Summary: Breathe into the belly, rib cage, and chest with a soft smile on your face and the image of your heart expanding.

Practice: For ten breaths, or as long as is needed and helpful, anytime to reconnect to the inner joy that is your true nature.

Kelly McGonigal, PhD ~  www.kellymcgonigal.com
Yoga for Pain Relief: Simple Practices to Calm Your Mind
and Heal Your Chronic Pain

is now available at Amazon.com.

Sara's note: Thank you Kelly for this insightful look into the psychology of chronic pain and for including a helpful and soothing breath practice. Namaste.

Monday, December 14, 2009

Winter Reflection Retreat

I'm so excited! Molly and I will be heading up Yoga North's Winter Reflection Retreat at Camp Amnicon this year. We will feature Restorative Yoga, Therapeutic Yoga, Yin Yoga and Meditation. This 24-hour retreat (Fri Jan 22 - Sat Jan 23 6pm-6pm) will also include 2 meals on Saturday, Lecture and Reflection time, and use of the facility's resources such as the sauna, hiking trails, and community space.

Here's the details:


Restorative Yoga, Lecture & Reflection, Meditation, Hiking, Sauna, Rest, Good Food, Community

24-hour January Reflection Retreat 2010 
at beautiful Camp Amnicon,
just 30 minutes away from Duluth.
Pause on Purpose as the New Year begins. 
Take this opportunity to reflect on your life,
settle into your body,
quiet your mind
and cultivate contentment.

Led by Molly McManus and Sara Duke

Arrival: 6 pm  Fri, Jan 22nd
Departure: 6 pm  Sat, Jan 23rd

$108 Before Jan 4th,
 $138 after Jan 4th

Early registration discount price of $108 has been extended! 
Call Yoga North at 722-9642 to register.

*Price includes Saturday meals,
yoga classes in postures and philosophy
and the use of Camp Amnicon facilities.

Makes an excellent holiday treat for 
yourself or a loved one.

Camp Amnicon: Located on 700 acres of the south shore of Lake Superior, along the Amnicon River. Enjoy the community space with a large fireplace, windows overlooking the river and forest, nature trails, and sauna. There will be opportunities for both community and solitude.

Sign up online or, for more details visit Yoga North, or call the office at 218-722-9642. Looking forward to seeing you there. Namaste. ~ Sara & Molly

Friday, December 4, 2009

Susi's Newsletter

I just received Susi Hately Aldous' newsletter. She was talking about doing less, instead of more; of relaxing into a pose instead of pushing into a pose; of letting go of the "no pain, no gain" attitude. I can't agree more. When it comes to Restorative and Yin you cannot push yourself to relax more. There is no competition to see who can be the most relaxed. There is just you, your breath, and your body, settling in and softening.

Here's Susi's rules:
1. Relax into your movement. If you think about relaxing as a segue to movement, you will automatically "let go." As you continue to move with relaxation, your strength will improve. Remember, tight muscles are weak muscles, so as tight muscles relax, they will become stronger.

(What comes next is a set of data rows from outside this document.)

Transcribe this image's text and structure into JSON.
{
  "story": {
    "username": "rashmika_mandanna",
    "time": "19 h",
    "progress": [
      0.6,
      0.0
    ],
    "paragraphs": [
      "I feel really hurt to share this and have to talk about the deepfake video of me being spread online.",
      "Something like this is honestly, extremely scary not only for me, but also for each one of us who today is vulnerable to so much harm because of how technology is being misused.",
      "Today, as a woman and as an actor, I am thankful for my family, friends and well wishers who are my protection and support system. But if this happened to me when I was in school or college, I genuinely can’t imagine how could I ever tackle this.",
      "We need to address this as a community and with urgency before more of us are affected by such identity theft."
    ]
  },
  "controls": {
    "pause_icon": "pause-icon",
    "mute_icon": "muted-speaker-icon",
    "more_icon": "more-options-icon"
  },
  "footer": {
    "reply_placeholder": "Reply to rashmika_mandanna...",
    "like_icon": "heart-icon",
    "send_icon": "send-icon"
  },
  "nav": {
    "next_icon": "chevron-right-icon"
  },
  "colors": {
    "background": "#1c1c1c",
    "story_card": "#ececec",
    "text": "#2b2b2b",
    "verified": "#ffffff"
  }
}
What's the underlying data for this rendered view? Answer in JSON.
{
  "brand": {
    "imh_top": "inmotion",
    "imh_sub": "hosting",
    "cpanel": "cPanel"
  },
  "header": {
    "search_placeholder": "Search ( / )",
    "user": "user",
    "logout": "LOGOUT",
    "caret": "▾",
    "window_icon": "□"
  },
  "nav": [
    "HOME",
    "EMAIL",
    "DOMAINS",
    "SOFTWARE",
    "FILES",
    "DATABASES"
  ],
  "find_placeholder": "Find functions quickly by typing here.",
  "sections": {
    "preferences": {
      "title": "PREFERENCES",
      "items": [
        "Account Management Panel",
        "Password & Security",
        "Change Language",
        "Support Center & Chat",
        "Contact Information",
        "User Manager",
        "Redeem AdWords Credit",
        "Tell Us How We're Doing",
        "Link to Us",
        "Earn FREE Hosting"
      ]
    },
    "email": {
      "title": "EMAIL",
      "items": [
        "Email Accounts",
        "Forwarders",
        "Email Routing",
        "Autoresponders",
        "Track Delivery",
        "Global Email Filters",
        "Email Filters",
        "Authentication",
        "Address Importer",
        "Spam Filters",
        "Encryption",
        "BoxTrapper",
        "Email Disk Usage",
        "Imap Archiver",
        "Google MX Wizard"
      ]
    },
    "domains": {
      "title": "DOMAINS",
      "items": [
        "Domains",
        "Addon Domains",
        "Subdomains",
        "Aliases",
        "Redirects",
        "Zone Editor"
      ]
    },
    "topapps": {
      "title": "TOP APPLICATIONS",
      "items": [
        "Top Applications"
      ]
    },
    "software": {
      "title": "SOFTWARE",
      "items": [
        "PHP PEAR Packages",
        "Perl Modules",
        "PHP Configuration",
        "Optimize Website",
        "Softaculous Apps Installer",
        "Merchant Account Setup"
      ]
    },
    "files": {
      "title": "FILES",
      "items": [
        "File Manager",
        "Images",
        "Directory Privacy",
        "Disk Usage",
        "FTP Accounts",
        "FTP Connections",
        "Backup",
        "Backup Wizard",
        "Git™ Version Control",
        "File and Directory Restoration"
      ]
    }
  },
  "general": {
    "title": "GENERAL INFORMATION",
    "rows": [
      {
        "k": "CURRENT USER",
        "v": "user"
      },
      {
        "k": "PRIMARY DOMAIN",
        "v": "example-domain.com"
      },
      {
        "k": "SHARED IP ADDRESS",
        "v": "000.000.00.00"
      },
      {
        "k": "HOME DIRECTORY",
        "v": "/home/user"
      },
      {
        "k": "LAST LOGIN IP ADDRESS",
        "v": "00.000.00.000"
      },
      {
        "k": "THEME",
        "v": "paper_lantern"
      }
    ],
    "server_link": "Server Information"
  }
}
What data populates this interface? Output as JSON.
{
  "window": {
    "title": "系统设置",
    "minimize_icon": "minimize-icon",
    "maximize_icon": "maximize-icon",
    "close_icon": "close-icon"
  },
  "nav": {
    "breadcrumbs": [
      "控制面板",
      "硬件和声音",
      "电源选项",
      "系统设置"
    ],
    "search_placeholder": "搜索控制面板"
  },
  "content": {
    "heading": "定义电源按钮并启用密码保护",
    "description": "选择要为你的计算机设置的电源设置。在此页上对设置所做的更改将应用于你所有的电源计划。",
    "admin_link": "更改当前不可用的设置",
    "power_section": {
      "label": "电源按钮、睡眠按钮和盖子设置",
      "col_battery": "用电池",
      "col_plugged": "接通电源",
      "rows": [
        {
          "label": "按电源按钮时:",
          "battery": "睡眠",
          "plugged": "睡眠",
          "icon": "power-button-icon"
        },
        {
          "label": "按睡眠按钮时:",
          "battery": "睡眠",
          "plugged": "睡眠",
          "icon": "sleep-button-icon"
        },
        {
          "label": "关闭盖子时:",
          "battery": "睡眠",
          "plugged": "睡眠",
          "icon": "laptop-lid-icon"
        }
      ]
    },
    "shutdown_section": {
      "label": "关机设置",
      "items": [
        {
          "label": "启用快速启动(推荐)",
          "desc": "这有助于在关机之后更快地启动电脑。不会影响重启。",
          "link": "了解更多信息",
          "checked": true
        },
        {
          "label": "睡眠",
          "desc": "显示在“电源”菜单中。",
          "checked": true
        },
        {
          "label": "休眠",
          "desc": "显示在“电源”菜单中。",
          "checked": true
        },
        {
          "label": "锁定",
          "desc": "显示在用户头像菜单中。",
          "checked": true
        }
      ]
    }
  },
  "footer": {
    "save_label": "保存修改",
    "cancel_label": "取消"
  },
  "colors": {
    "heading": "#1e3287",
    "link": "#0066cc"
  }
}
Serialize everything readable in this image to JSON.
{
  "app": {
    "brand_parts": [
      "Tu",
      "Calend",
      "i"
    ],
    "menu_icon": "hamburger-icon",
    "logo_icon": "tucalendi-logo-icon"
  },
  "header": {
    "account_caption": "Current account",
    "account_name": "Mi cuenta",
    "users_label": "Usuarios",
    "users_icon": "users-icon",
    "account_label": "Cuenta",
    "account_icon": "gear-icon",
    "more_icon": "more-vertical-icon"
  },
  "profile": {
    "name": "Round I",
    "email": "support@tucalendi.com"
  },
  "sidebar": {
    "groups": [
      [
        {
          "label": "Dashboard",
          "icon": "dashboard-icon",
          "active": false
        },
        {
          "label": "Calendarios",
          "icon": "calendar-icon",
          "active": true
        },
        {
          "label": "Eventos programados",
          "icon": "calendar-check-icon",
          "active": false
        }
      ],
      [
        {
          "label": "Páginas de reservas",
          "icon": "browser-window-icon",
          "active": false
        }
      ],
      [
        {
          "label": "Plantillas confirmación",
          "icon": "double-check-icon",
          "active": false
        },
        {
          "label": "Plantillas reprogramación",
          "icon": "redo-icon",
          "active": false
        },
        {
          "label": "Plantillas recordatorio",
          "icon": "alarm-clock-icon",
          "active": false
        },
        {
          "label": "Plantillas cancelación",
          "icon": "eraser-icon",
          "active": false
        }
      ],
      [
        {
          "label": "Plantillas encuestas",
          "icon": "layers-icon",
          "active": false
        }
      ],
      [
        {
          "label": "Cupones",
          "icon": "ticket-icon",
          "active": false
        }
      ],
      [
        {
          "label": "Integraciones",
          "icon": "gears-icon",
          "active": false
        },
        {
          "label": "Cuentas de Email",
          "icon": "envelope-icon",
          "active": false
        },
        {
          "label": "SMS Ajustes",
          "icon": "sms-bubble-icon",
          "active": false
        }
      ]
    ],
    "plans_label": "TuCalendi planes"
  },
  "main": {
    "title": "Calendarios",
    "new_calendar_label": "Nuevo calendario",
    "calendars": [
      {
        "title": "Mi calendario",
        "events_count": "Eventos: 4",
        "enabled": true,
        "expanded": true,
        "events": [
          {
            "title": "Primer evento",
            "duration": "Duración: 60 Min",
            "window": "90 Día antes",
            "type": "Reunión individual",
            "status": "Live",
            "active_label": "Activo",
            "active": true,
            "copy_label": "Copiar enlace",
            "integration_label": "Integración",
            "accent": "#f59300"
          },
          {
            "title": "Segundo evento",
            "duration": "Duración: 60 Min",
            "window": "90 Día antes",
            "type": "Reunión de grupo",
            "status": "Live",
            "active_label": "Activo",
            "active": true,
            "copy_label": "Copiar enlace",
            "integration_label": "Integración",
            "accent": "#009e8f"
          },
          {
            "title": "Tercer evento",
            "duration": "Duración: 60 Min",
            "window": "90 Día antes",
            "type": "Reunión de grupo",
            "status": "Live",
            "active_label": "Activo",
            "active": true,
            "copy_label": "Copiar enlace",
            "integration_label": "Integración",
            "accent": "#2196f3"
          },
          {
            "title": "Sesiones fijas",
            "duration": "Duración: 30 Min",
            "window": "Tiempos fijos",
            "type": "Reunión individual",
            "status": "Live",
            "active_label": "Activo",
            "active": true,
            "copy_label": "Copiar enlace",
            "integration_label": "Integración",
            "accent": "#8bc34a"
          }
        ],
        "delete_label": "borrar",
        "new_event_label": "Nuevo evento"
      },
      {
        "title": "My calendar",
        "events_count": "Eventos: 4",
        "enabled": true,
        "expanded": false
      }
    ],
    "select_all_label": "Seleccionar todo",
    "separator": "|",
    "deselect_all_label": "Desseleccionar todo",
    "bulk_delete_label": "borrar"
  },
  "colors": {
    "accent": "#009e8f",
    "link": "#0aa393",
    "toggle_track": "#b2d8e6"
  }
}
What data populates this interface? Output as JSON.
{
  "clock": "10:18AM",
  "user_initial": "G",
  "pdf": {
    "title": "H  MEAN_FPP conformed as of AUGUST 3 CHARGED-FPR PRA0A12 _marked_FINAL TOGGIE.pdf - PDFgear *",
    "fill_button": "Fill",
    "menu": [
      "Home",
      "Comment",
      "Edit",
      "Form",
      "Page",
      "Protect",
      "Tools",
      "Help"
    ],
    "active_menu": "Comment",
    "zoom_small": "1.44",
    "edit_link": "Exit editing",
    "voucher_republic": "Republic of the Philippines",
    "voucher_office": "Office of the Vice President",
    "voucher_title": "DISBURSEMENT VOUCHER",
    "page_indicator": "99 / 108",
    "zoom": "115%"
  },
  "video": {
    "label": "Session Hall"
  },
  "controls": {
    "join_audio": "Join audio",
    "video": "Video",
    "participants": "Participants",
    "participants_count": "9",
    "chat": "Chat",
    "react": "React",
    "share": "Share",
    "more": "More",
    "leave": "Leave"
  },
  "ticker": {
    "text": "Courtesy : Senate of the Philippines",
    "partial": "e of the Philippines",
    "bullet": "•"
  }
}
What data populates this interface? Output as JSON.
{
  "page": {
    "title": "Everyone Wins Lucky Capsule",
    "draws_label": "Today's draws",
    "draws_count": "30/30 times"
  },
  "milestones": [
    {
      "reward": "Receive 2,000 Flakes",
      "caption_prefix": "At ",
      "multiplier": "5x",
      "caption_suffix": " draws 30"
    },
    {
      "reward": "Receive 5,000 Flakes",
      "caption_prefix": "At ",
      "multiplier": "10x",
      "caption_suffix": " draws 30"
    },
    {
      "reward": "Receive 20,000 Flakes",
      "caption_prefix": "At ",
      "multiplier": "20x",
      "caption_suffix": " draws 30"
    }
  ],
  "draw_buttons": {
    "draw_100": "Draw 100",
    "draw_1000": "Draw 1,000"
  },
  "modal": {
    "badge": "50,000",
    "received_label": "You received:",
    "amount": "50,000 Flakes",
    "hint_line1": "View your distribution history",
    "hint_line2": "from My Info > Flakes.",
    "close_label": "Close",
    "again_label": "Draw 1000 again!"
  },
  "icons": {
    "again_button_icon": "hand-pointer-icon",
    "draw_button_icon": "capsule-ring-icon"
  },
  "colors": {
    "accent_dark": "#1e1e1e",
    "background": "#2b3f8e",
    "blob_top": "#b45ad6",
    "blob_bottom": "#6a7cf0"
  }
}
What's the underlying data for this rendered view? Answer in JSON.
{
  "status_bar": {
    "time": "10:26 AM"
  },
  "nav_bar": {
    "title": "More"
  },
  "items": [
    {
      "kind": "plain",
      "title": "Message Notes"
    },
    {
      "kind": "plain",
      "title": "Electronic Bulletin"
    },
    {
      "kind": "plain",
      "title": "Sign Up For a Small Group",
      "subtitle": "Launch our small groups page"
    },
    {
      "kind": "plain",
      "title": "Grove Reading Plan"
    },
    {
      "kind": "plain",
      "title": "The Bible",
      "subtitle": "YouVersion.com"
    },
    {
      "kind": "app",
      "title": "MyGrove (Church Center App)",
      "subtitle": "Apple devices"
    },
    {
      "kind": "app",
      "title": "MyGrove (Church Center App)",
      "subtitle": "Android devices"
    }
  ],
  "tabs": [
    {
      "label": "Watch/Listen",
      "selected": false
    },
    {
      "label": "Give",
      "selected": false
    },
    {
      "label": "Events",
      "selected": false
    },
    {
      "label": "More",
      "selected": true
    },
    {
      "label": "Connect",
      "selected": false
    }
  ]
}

2. Breathe easily. Notice if there is any tension when you use breathing techniques like Ujjayi. If there is tension, back off in order to find the ease. Remember, you want to use your breath to breathe, not to stabilize.

3. If you feel strain or ache, ease out to a position of strain-free or ache-free. Feel for the emerging non-pain sensations.  (If you have pain or strain constantly through your day, then be sure that your pain symptoms don't increase with your practice).

4. Don't believe that your "bad back" or "bad knee" will be "bad" forever. I have seen so many people increase their range of motion, strength, and stability while at the same time reduce or eliminate their aches, strains, or pain.

5. Remember, relaxing is not doing nothing.  As Indira Gandhi said, "You must learn to be still in the midst of activity and to be vibrantly alive in repose". It may be helpful to consider relaxation in movement as relaxed resilience. This will help you cultivate greater strength.

6. Instead of saying to yourself, "Ooooh, a little further," say, "Relax just a little more."

Thanks for the great tips Susi. Aren't these lovely rules to live by? Relax and settle in.